Blane has had the privilege of opening up shows for country greats like Blake Shelton, Hunter Hays, Granger Smith, Joe Nichols, Trace Adkins, Rodney Atkins, Travis Tritt, Charlie Daniels Band, and a few others. He has played in all types of venues, fairs and festivals, and other events including the Arkansas State Fair, the 2015 State Fair of Texas on the Chevy Main Stage, the summer finale of Nashville’s Next Big Twang, and the 2015 and 2016 CMA Fest Showcases produced by Big Foot Music, Southern Trace Songwriter’s, and Nashville Entertainment Weekly. Blane was named IMP-Independent Musicians Promotions 2015 Country Artist of the Year, and his music video for “Crazy” was awarded Judges Pick at Indi this summer.
‘Bout Time’ is the title track to Blane’s original EP, which was released in January of 2013, and is a fan favorite along with “She’s a Mess,” which is one of his most streamed and downloaded songs. In 2014 Blane wrote a song for Arkansas Tourism titled “Arkansas, Y’all;” then he re wrote the lyrics and made a Razorback version and licensed it with the University of Arkansas. You can hear it often on many radio stations across the state as well as at sporting events on campus. Blane’s most recent release was his first full studio album in June 2015 titled “Away We Go.” There are many great songs on this album, but you’ll definitely want to check out his fast growing hits “Friday Feeling,” “Crazy,” and “County Line.”

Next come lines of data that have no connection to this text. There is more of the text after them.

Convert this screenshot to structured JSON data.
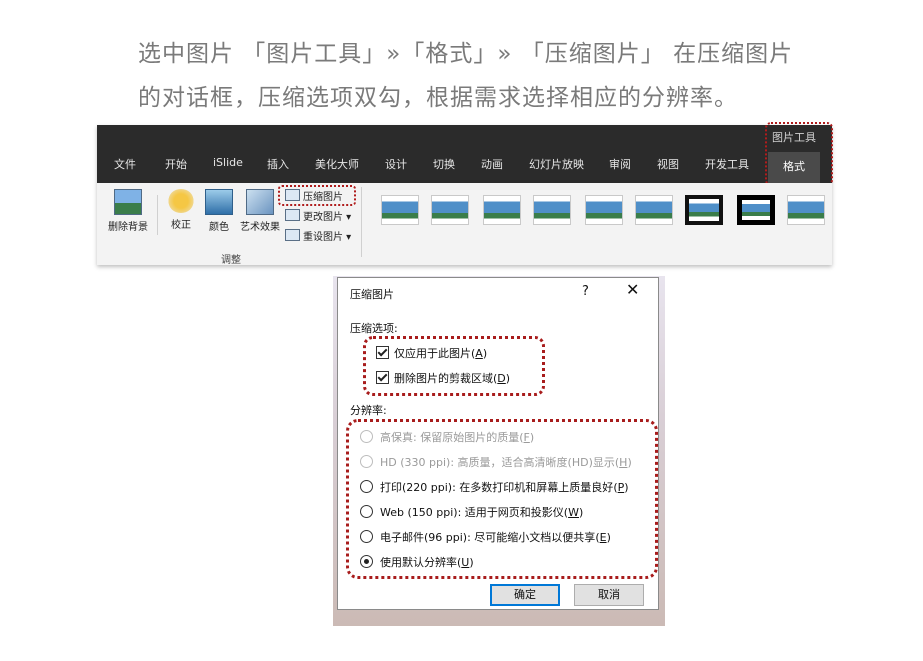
{
  "caption": {
    "line1": "选中图片 「图片工具」»「格式」» 「压缩图片」 在压缩图片",
    "line2": "的对话框，压缩选项双勾，根据需求选择相应的分辨率。"
  },
  "ribbon": {
    "context_tab_group": "图片工具",
    "tabs": [
      "文件",
      "开始",
      "iSlide",
      "插入",
      "美化大师",
      "设计",
      "切换",
      "动画",
      "幻灯片放映",
      "审阅",
      "视图",
      "开发工具",
      "格式"
    ],
    "active_tab": "格式",
    "buttons": {
      "remove_bg": "删除背景",
      "correct": "校正",
      "color": "颜色",
      "artistic": "艺术效果",
      "compress": "压缩图片",
      "change": "更改图片",
      "reset": "重设图片"
    },
    "group_label": "调整"
  },
  "dialog": {
    "title": "压缩图片",
    "help": "?",
    "close": "✕",
    "compress_section": "压缩选项:",
    "options": [
      {
        "label": "仅应用于此图片",
        "key": "A",
        "checked": true
      },
      {
        "label": "删除图片的剪裁区域",
        "key": "D",
        "checked": true
      }
    ],
    "resolution_section": "分辨率:",
    "resolutions": [
      {
        "label": "高保真: 保留原始图片的质量",
        "key": "F",
        "enabled": false,
        "selected": false
      },
      {
        "label": "HD (330 ppi): 高质量，适合高清晰度(HD)显示",
        "key": "H",
        "enabled": false,
        "selected": false
      },
      {
        "label": "打印(220 ppi): 在多数打印机和屏幕上质量良好",
        "key": "P",
        "enabled": true,
        "selected": false
      },
      {
        "label": "Web (150 ppi): 适用于网页和投影仪",
        "key": "W",
        "enabled": true,
        "selected": false
      },
      {
        "label": "电子邮件(96 ppi): 尽可能缩小文档以便共享",
        "key": "E",
        "enabled": true,
        "selected": false
      },
      {
        "label": "使用默认分辨率",
        "key": "U",
        "enabled": true,
        "selected": true
      }
    ],
    "ok": "确定",
    "cancel": "取消"
  }
}
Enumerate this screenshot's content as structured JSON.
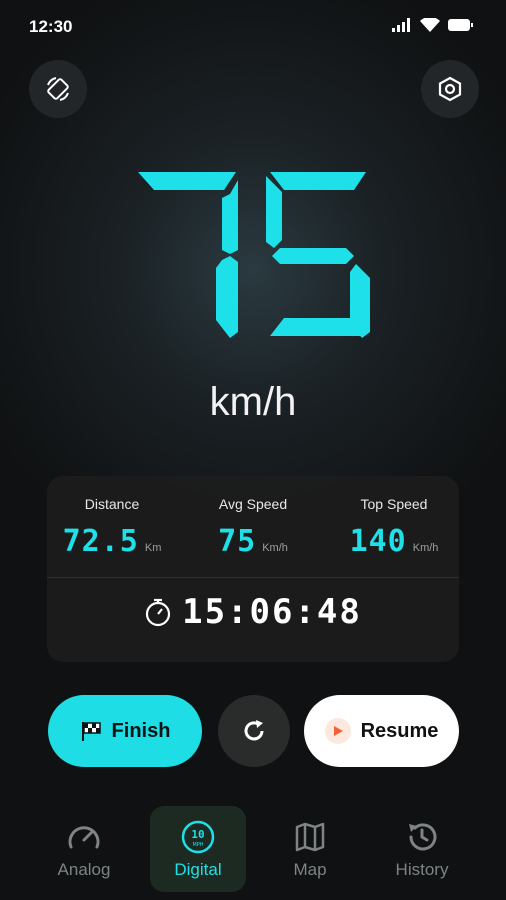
{
  "status_bar": {
    "time": "12:30"
  },
  "speedometer": {
    "speed": "75",
    "unit": "km/h"
  },
  "stats": [
    {
      "label": "Distance",
      "value": "72.5",
      "unit": "Km"
    },
    {
      "label": "Avg Speed",
      "value": "75",
      "unit": "Km/h"
    },
    {
      "label": "Top Speed",
      "value": "140",
      "unit": "Km/h"
    }
  ],
  "timer": {
    "value": "15:06:48"
  },
  "actions": {
    "finish_label": "Finish",
    "resume_label": "Resume"
  },
  "nav": [
    {
      "label": "Analog",
      "icon": "gauge-icon"
    },
    {
      "label": "Digital",
      "icon": "digital-speed-icon",
      "badge_top": "10",
      "badge_bottom": "MPH"
    },
    {
      "label": "Map",
      "icon": "map-icon"
    },
    {
      "label": "History",
      "icon": "history-icon"
    }
  ],
  "colors": {
    "accent": "#1ee0e8",
    "button_dark": "#2a2c2c",
    "play_orange": "#f0623a"
  }
}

2016 shaped up to be a great year with lots of new venues and shows added to his schedule. Blane expanded into the Austin market with a performance at the Red Gorilla Music Festival in March and added shows in Kyle and Pflugerville, TX as well. Blane opened the 2016 StarDaze Festival in Star City, AR for headliner, Granger Smith; he opened for Hunter Hayes on June 4th at the Timberwood Amphitheater in Hot Springs, AR; he opened for the legendary John Berry in Lindale, TX; and he opened for the band Exile at Bordertown Casino and Arena in West Seneca, MO. In addition, he was invited back to perform on the Chevy Main Stage at the 2016 State Fair of Texas on one of the busiest days at the fair … Saturday on TX/OU game day just before Texas artist Cody Johnson.
Blane’s biggest gig of 2016 however, was his wedding day in late October. Blane surprised his bride-to-be, Megan, and everyone else, on the morning of their wedding with a new song he had written for her. He collaborated with long time friend and songwriter, Jordan Kyle Reynolds, on what turned out to be a personal and very emotional song, “Promise to Love Her.” Megan quickly asked for the new song to be their “first dance” song.
A few days after the wedding, with a short phone video clip from the reception, Team Blane shared the snippet of the song on Blane’s FB music page, and nothing’s been the same ever since. The short clip garnered 100,000 views in a few short weeks and climbed to over half a million views on Facebook! The Official Music Video for “Promise To Love Her” released on March 6th and shot to 1 MILLION VIEWS on Facebook in just over 2 WEEKS! The single released on March 10th and has been picked up by several small/medium radio markets.
Be sure to follow Blane Howard on social media for all of the latest career updates, show announcements and new music releases.